Previously, Honda situated the two motors in-line longitudinally, with the generator motor connected directly to the engine and the propulsion motor connected to the front wheels. Engineers for the new Accord hybrid nestled the two electric motors side-by-side instead (in the same configuration used in the new CR-V) allowing for the propulsion motor to be bigger and stronger. Honda eschewed heavy rare-earth metals for this system, which contributes to a higher top speed. The new 2.0-liter four-cylinder engine brings a promise of reduced emissions, with 22 percent less nitrogen oxides and 24 percent less total hydrocarbon emissions.
Martin says the entire core package has been improved in many ways, with an eye on improving handling and making the car quieter, smoother, and safer. The Accord chassis itself is responsible for many of the improvements that improve the drive versus the prior model.
While Honda’s hybrids don’t claim one-pedal driving—the brand calls it “one-pedal like”—the Accord hybrid comes close. (One-pedal driving allows the driver to use just the accelerator without moving their foot to the brake, as the car slows or even stops as soon as they lift their foot off the accelerator. That’s a big benefit in stop-and-go traffic, when a light tap to the accelerator is all you need to move forward.) The new Accord features paddle shifters on the left and right side that control the amount of braking regeneration up to six levels; on the maximum regeneration setting the vehicle will slow considerably when you take your foot off the accelerator. The four-wheel disc brakes are slightly squishy, so prepare to press down a little further than expected.

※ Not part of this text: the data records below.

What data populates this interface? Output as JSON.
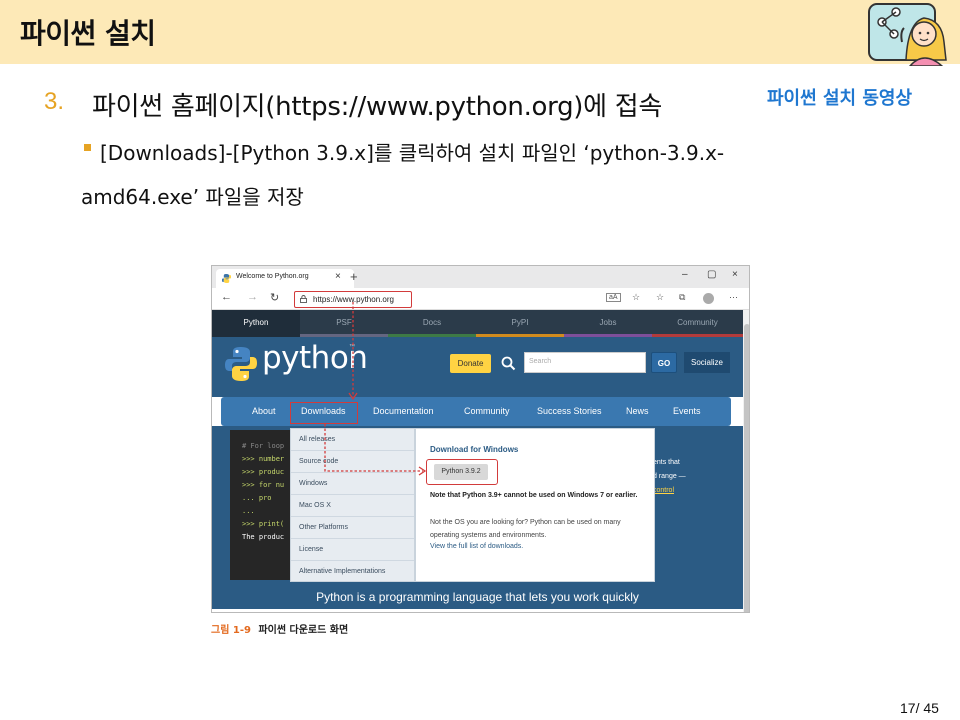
{
  "slide": {
    "title": "파이썬 설치",
    "step_number": "3.",
    "step_text": "파이썬 홈페이지(https://www.python.org)에 접속",
    "video_link": "파이썬 설치 동영상",
    "description_line1": "[Downloads]-[Python 3.9.x]를 클릭하여 설치 파일인 ‘python-3.9.x-",
    "description_line2": "amd64.exe’ 파일을 저장",
    "caption_label": "그림 1-9",
    "caption_text": "파이썬 다운로드 화면",
    "page_number": "17/ 45"
  },
  "browser": {
    "tab_title": "Welcome to Python.org",
    "tab_close": "×",
    "new_tab": "+",
    "window_minimize": "–",
    "window_maximize": "▢",
    "window_close": "×",
    "nav_back": "←",
    "nav_forward": "→",
    "nav_refresh": "↻",
    "url": "https://www.python.org",
    "toolbar_icons": [
      "aA",
      "☆",
      "☆",
      "⧉",
      "⋯"
    ],
    "meta_nav": [
      "Python",
      "PSF",
      "Docs",
      "PyPI",
      "Jobs",
      "Community"
    ],
    "meta_nav_active": "Python"
  },
  "site": {
    "logo_text": "python",
    "trademark": "™",
    "donate": "Donate",
    "search_placeholder": "Search",
    "go": "GO",
    "socialize": "Socialize",
    "main_nav": [
      "About",
      "Downloads",
      "Documentation",
      "Community",
      "Success Stories",
      "News",
      "Events"
    ],
    "code_lines": [
      "# For loop",
      ">>> number",
      ">>> produc",
      ">>> for nu",
      "...     pro",
      "...",
      ">>> print(",
      "The produc"
    ],
    "right_text": [
      "ents that",
      "d range —",
      "control"
    ],
    "downloads_menu": [
      "All releases",
      "Source code",
      "Windows",
      "Mac OS X",
      "Other Platforms",
      "License",
      "Alternative Implementations"
    ],
    "download_title": "Download for Windows",
    "download_version": "Python 3.9.2",
    "download_note": "Note that Python 3.9+ cannot be used on Windows 7 or earlier.",
    "download_sub": "Not the OS you are looking for? Python can be used on many operating systems and environments.",
    "download_link": "View the full list of downloads.",
    "tagline": "Python is a programming language that lets you work quickly"
  },
  "colors": {
    "title_bar": "#fde9b7",
    "step_number": "#e6a323",
    "video_link": "#1f77d0",
    "python_blue": "#2b5b84",
    "donate_yellow": "#ffd343",
    "highlight_red": "#d23b3b"
  },
  "icons": [
    "mascot-icon",
    "python-favicon-icon",
    "lock-icon",
    "search-icon",
    "python-logo-icon"
  ]
}
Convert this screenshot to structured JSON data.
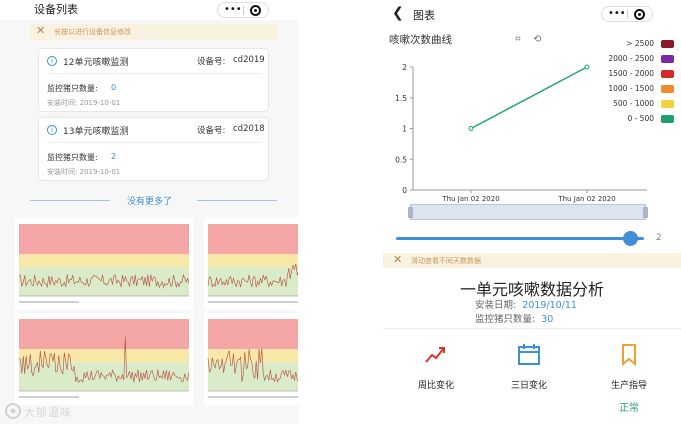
{
  "left": {
    "title": "设备列表",
    "notice": "长按以进行设备信息修改",
    "cards": [
      {
        "name": "12单元咳嗽监测",
        "device_label": "设备号:",
        "device_id": "cd2019",
        "count_label": "监控猪只数量:",
        "count": "0",
        "install_date": "安装时间: 2019-10-01"
      },
      {
        "name": "13单元咳嗽监测",
        "device_label": "设备号:",
        "device_id": "cd2018",
        "count_label": "监控猪只数量:",
        "count": "2",
        "install_date": "安装时间: 2019-10-01"
      }
    ],
    "no_more": "没有更多了",
    "watermark": "大部温味"
  },
  "right": {
    "title": "图表",
    "chart_title": "咳嗽次数曲线",
    "notice": "滑动查看不同天数数据",
    "range_value": "2",
    "report_title": "一单元咳嗽数据分析",
    "install_label": "安装日期:",
    "install_value": "2019/10/11",
    "count_label": "监控猪只数量:",
    "count_value": "30",
    "actions": [
      {
        "label": "周比变化",
        "icon": "trend-icon"
      },
      {
        "label": "三日变化",
        "icon": "calendar-icon"
      },
      {
        "label": "生产指导",
        "icon": "bookmark-icon"
      }
    ],
    "status": "正常"
  },
  "chart_data": {
    "type": "line",
    "title": "咳嗽次数曲线",
    "x": [
      "Thu Jan 02 2020",
      "Thu Jan 02 2020"
    ],
    "y": [
      1,
      2
    ],
    "yticks": [
      "0",
      "0.5",
      "1",
      "1.5",
      "2"
    ],
    "ylim": [
      0,
      2
    ],
    "legend": [
      {
        "label": "> 2500",
        "color": "#8b1a2a"
      },
      {
        "label": "2000 - 2500",
        "color": "#7a2aa8"
      },
      {
        "label": "1500 - 2000",
        "color": "#d42a2a"
      },
      {
        "label": "1000 - 1500",
        "color": "#f08a30"
      },
      {
        "label": "500 - 1000",
        "color": "#f2d040"
      },
      {
        "label": "0 - 500",
        "color": "#1f9e6e"
      }
    ],
    "legend_position": "top-right",
    "line_color": "#2aa37a"
  }
}
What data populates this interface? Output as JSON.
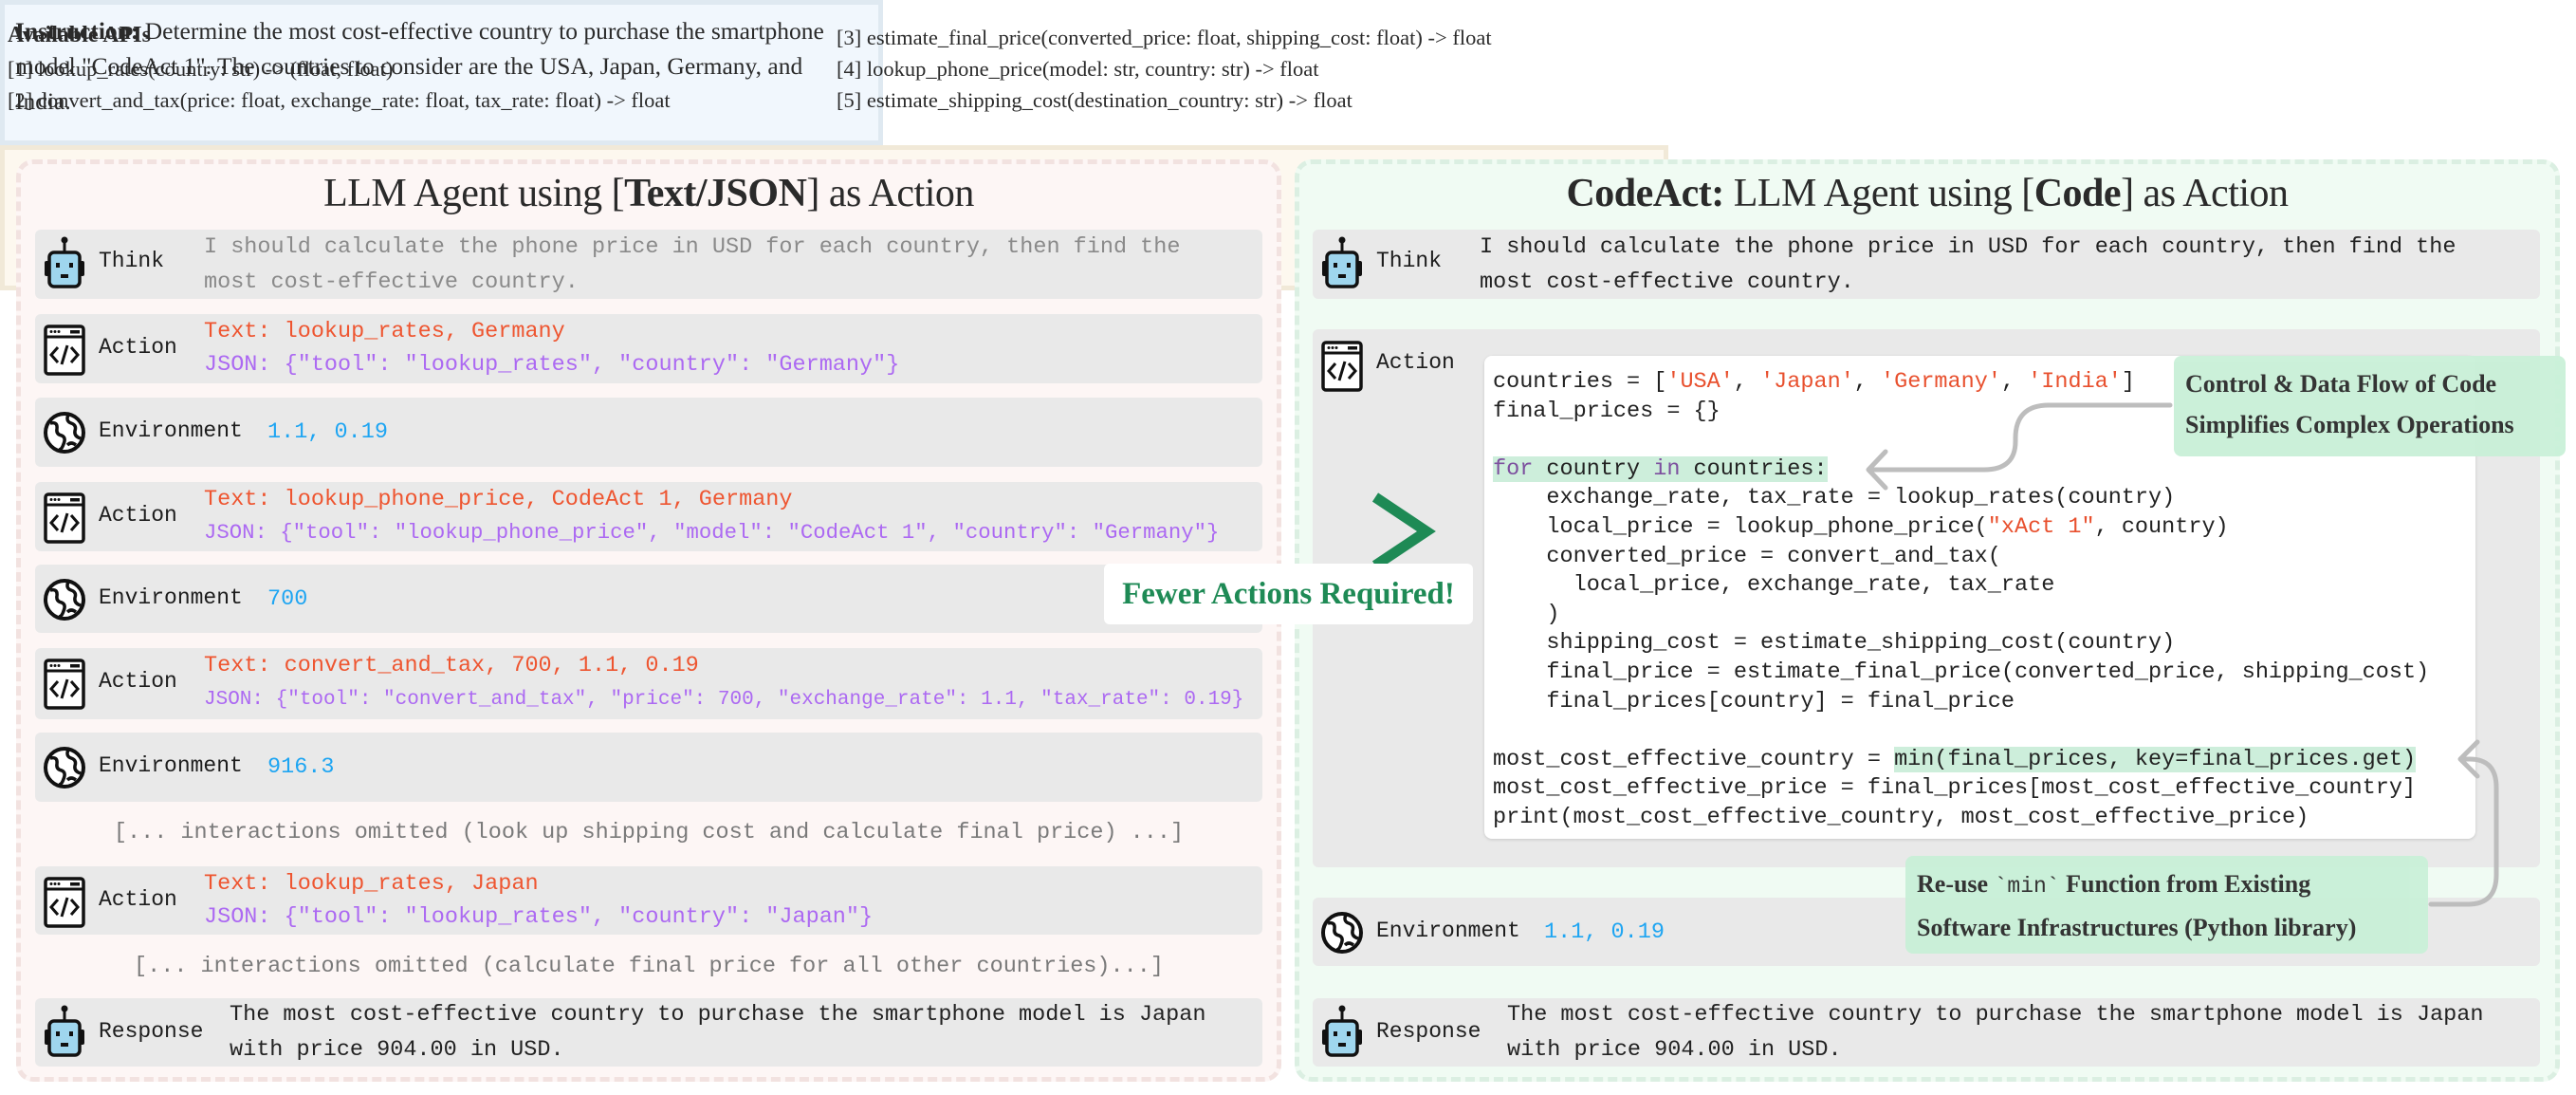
{
  "instruction": {
    "label": "Instruction:",
    "text": " Determine the most cost-effective country to purchase the smartphone model \"CodeAct 1\". The countries to consider are the USA, Japan, Germany, and India."
  },
  "apis": {
    "title": "Available APIs",
    "items": [
      "[1] lookup_rates(country: str) -> (float, float)",
      "[2] convert_and_tax(price: float, exchange_rate: float, tax_rate: float) -> float",
      "[3] estimate_final_price(converted_price: float, shipping_cost: float) -> float",
      "[4] lookup_phone_price(model: str, country: str) -> float",
      "[5] estimate_shipping_cost(destination_country: str) -> float"
    ]
  },
  "left": {
    "title_pre": "LLM Agent using [",
    "title_bold": "Text/JSON",
    "title_post": "] as Action",
    "rows": [
      {
        "label": "Think",
        "text": "I should calculate the phone price in USD for each country, then find the most cost-effective country."
      },
      {
        "label": "Action",
        "text": "Text: lookup_rates, Germany",
        "json": "JSON: {\"tool\": \"lookup_rates\", \"country\": \"Germany\"}"
      },
      {
        "label": "Environment",
        "value": "1.1, 0.19"
      },
      {
        "label": "Action",
        "text": "Text: lookup_phone_price, CodeAct 1, Germany",
        "json": "JSON: {\"tool\": \"lookup_phone_price\", \"model\": \"CodeAct 1\", \"country\": \"Germany\"}"
      },
      {
        "label": "Environment",
        "value": "700"
      },
      {
        "label": "Action",
        "text": "Text: convert_and_tax, 700, 1.1, 0.19",
        "json": "JSON: {\"tool\": \"convert_and_tax\", \"price\": 700, \"exchange_rate\": 1.1, \"tax_rate\": 0.19}"
      },
      {
        "label": "Environment",
        "value": "916.3"
      },
      {
        "label": "Action",
        "text": "Text: lookup_rates, Japan",
        "json": "JSON: {\"tool\": \"lookup_rates\", \"country\": \"Japan\"}"
      },
      {
        "label": "Response",
        "text": "The most cost-effective country to purchase the smartphone model is Japan with price 904.00 in USD."
      }
    ],
    "omitted": [
      "[... interactions omitted (look up shipping cost and calculate final price) ...]",
      "[... interactions omitted (calculate final price for all other countries)...]"
    ]
  },
  "right": {
    "title_bold1": "CodeAct:",
    "title_pre": " LLM Agent using [",
    "title_bold2": "Code",
    "title_post": "] as Action",
    "think": {
      "label": "Think",
      "text": "I should calculate the phone price in USD for each country, then find the most cost-effective country."
    },
    "action_label": "Action",
    "env": {
      "label": "Environment",
      "value": "1.1, 0.19"
    },
    "response": {
      "label": "Response",
      "text": "The most cost-effective country to purchase the smartphone model is Japan with price 904.00 in USD."
    },
    "code_lines": [
      [
        {
          "t": "countries = ["
        },
        {
          "t": "'USA'",
          "s": "str"
        },
        {
          "t": ", "
        },
        {
          "t": "'Japan'",
          "s": "str"
        },
        {
          "t": ", "
        },
        {
          "t": "'Germany'",
          "s": "str"
        },
        {
          "t": ", "
        },
        {
          "t": "'India'",
          "s": "str"
        },
        {
          "t": "]"
        }
      ],
      [
        {
          "t": "final_prices = {}"
        }
      ],
      [],
      [
        {
          "t": "for",
          "s": "kw hl"
        },
        {
          "t": " country ",
          "s": "hl"
        },
        {
          "t": "in",
          "s": "kw hl"
        },
        {
          "t": " countries:",
          "s": "hl"
        }
      ],
      [
        {
          "t": "    exchange_rate, tax_rate = lookup_rates(country)"
        }
      ],
      [
        {
          "t": "    local_price = lookup_phone_price("
        },
        {
          "t": "\"xAct 1\"",
          "s": "str"
        },
        {
          "t": ", country)"
        }
      ],
      [
        {
          "t": "    converted_price = convert_and_tax("
        }
      ],
      [
        {
          "t": "      local_price, exchange_rate, tax_rate"
        }
      ],
      [
        {
          "t": "    )"
        }
      ],
      [
        {
          "t": "    shipping_cost = estimate_shipping_cost(country)"
        }
      ],
      [
        {
          "t": "    final_price = estimate_final_price(converted_price, shipping_cost)"
        }
      ],
      [
        {
          "t": "    final_prices[country] = final_price"
        }
      ],
      [],
      [
        {
          "t": "most_cost_effective_country = "
        },
        {
          "t": "min(final_prices, key=final_prices.get)",
          "s": "hl"
        }
      ],
      [
        {
          "t": "most_cost_effective_price = final_prices[most_cost_effective_country]"
        }
      ],
      [
        {
          "t": "print(most_cost_effective_country, most_cost_effective_price)"
        }
      ]
    ]
  },
  "callouts": {
    "control_flow": [
      "Control & Data Flow of Code",
      "Simplifies Complex Operations"
    ],
    "reuse_pre": "Re-use ",
    "reuse_code": "`min`",
    "reuse_post": " Function from Existing",
    "reuse_line2": "Software Infrastructures (Python library)"
  },
  "comparison": {
    "symbol": ">",
    "label": "Fewer Actions Required!"
  },
  "colors": {
    "text_action": "#ee5530",
    "json_action": "#ac69f2",
    "env_value": "#1ea5f2",
    "highlight": "#cdeedb",
    "accent_green": "#1e8a55"
  },
  "icons": {
    "think": "robot-icon",
    "action": "code-window-icon",
    "environment": "globe-icon",
    "response": "robot-icon"
  }
}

On the technology front, the new Accord receives over-the-air software updates, making it easy for Honda to push out updates and plug any potential problems. Honda gifted its sedan with a camera offering a 90-degree field of view in the front, which is nearly double the amount on the previous Accord. And the radar was relocated behind the Honda logo on the grille, which bumped up its field of detection from 50 degrees to an astonishing 120 degrees. This, combined with updated driver-assist technology, helps to avoid collisions and more easily discerns objects from people and signs, for example.
Honda uses a Google built-in system that’s standard on the top Touring trim, including Google Maps and Google Play enhanced by a speech-to-text service that also controls interior functions like climate control.
Tip-toeing into the EV age
Much like Toyota has been saying for several years, as well as supercar makers like Lamborghini, Honda is not rushing headlong into the EV age with the purpose of being first. The brand seems content to take it slow. Honda has said publicly that it’s committed to 100 percent electric vehicles by 2040. The pathway to get them there, though, is not just to start selling all EVs right now, Martin says. Their first EV will be the Prologue in 2024, which Martin refers to as a “toe in the water for the next generation of EVs.”
Last year, Honda launched the CR-V hybrid and hoped to incentivize customers to make the switch with attractive two-year lease deals. That stopgap allows the brand to hold onto electric-hungry customers, marking time until the all-electric Prologue SUV is ready for its debut.
“We’ve got more than the Prologue coming,” Martin says with a wink in his voice. “We haven’t announced a lot of things, but obviously as we’re going to be selling a hundred percent [EVs] by 2040 there are a lot of other products in the pipeline.”
In the meantime, car buyers can climb into the muscular 2023 Accord and enjoy both the legacy this sedan offers plus all of the new technology and engineering Honda brought to the table.